The Trump administration is planning a more assertive role in overhauling the tax code than it did with the failed effort to replace the Affordable Care Act, with some advisers working on a blueprint instead of letting Congress dictate details. But congressional Republicans and some within the administration do not agree on who should be in charge of the effort.
House Intelligence Committee Chairman Devin Nunes later cited the classified documents in leveling the unproven charge that spy agencies improperly used their surveillance powers by gathering and sharing information about President Trump and his transition team. Today’s revelation is likely to fuel suspicions Nunes coordinated his activities with the White House.
One of the president’s most tenacious defenders, the California Republican at the head of an impartial probe into Russia’s interference in the 2016 election has at times used his position as chair of the intelligence committee in ways that seem aligned with the interests of the White House.
When Howard University Hospital opened in 1862, it stood out for the medical care it offered freed slaves and became an incubator for some of the country’s brightest African American physicians. But over the past decade, the facility has faced accreditation issues and has paid out at least $27 million in malpractice or wrongful death settlements, according to an examination by The Post.
Was the failure of the health-care bill a fatal blow to Trump's presidency? Not really. Despite the chaos and the growing credibility gap, Trump is systematically succeeding in his quest to “deconstruct the administrative state.”
She's rarely seen in New York City outside the tower that bares her husband's name. Paparazzi call her the "great white whale." Two months after President Trump's swearing in, the nation’s new first lady remains largely out of the public eye.
The airline defended a gate agent's decision Sunday to bar two teenagers from a flight for wearing leggings because they were flying on a company travel pass.
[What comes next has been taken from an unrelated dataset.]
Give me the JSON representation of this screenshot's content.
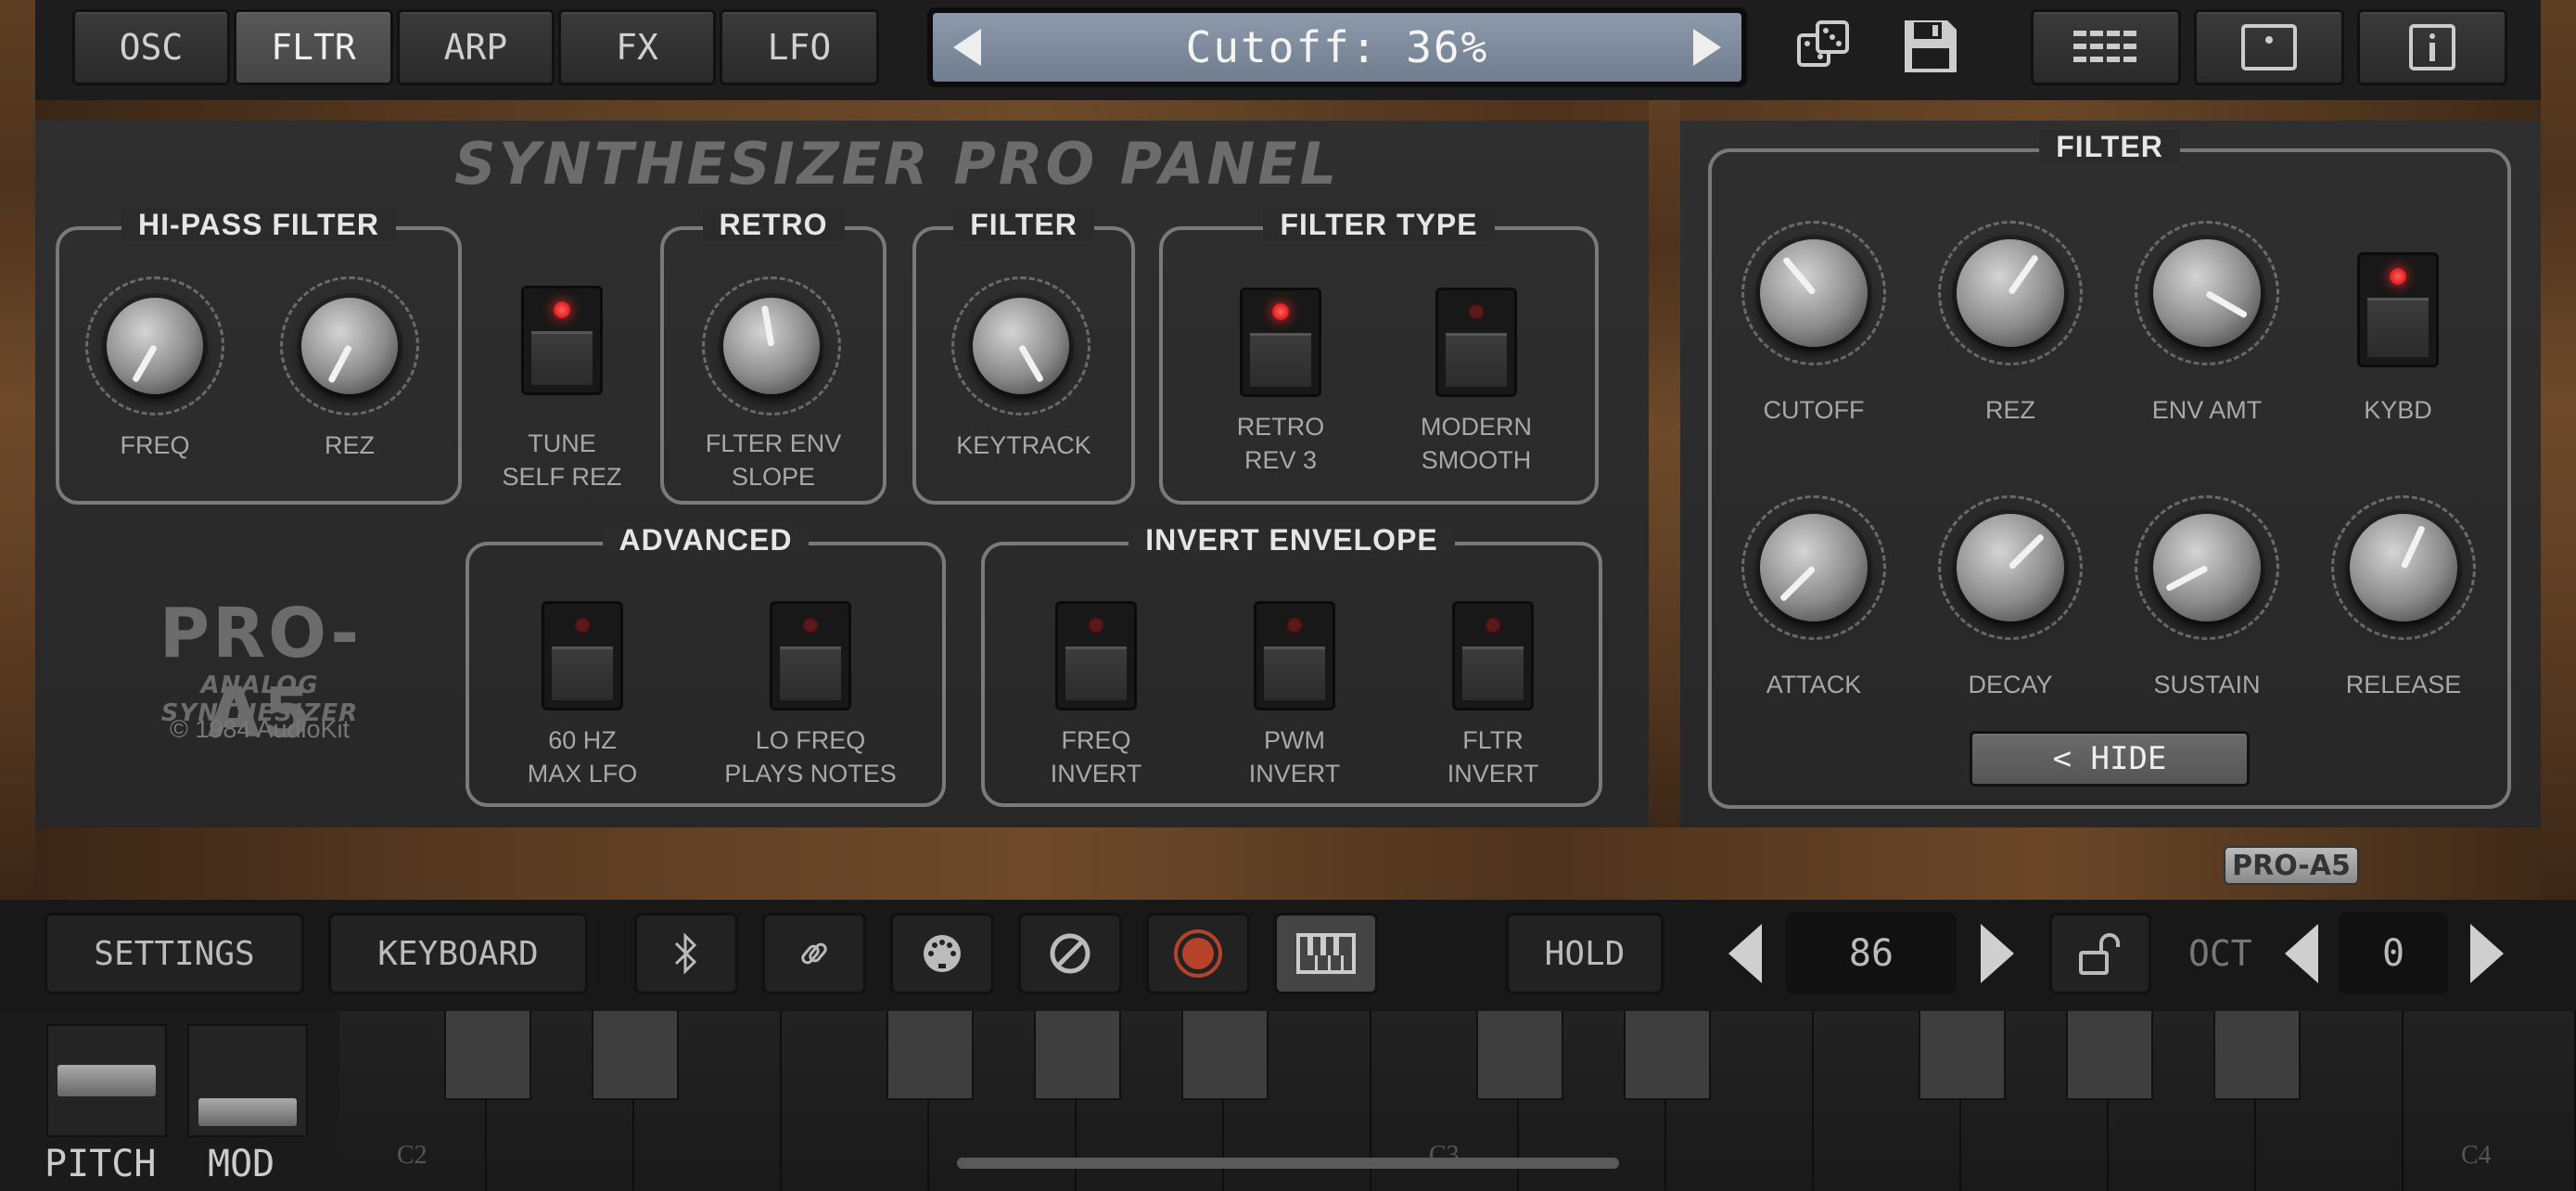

But some travelers say the policy unfairly targets attire worn mostly by women.